A major fire broke out Monday at France’s world-famous Notre-Dame de Paris Cathedral, the flames caused the cathedral's narrow spire to collapse.
Construction of the cathedral began in 1160 under Bishop Maurice de Sully and was largely complete by 1260, though it has been modified frequently in the ensuing centuries. In the 1790s, Notre-Dame suffered desecration during the French Revolution; much of its religious imagery was damaged or destroyed. The cathedral escaped relatively unscathed during the first and second world wars.
Experts say the combination of a structure that is more than 850 years old, built with heavy timber construction and soaring open spaces, and which lacks modern fire-protection systems inhibited firefighting operations.
At the time of the fire, the cathedral was undergoing renovations. A Paris fire brigade official stated the fire is "potentially linked" to this 6 million-euro renovation project on the church's spire and its 250 tons of lead. The official cause of the fire remains under investigation.

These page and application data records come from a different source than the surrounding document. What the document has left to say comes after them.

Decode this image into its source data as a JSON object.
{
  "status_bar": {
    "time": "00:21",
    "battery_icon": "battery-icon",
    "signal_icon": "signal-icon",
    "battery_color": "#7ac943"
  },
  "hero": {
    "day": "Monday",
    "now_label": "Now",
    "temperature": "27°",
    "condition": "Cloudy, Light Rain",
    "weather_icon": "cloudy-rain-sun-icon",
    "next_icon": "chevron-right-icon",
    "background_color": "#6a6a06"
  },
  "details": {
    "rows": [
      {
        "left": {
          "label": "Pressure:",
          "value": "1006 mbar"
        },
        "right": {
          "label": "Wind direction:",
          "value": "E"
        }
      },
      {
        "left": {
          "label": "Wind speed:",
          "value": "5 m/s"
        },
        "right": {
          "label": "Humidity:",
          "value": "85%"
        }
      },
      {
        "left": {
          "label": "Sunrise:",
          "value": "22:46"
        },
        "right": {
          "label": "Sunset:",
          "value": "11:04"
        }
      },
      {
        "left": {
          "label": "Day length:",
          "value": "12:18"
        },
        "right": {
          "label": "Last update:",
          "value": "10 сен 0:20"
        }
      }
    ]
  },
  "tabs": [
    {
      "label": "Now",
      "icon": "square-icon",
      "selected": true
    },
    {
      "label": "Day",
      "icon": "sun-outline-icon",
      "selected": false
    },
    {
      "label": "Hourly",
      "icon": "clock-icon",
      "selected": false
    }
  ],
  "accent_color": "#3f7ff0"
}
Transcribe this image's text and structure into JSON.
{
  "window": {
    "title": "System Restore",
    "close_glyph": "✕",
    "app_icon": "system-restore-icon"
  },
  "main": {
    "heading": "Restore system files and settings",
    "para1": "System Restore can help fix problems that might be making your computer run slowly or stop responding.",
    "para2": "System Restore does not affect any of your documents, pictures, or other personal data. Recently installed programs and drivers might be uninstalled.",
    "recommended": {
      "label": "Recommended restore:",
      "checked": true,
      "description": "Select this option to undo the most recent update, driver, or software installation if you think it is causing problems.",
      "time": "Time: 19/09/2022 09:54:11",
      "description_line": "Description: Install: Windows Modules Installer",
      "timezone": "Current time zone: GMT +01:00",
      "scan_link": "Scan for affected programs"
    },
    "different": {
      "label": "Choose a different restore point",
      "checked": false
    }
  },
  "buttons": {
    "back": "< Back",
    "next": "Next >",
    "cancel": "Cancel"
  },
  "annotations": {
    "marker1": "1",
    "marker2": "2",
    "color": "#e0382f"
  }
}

Authorities say that the cathedral’s structure, including its landmark rectangular towers, have been saved.
The installation of modern fire detection and suppression system, and fire prevention methods must become a priority if we are to ensure the safety of these irreplaceable heritage buildings.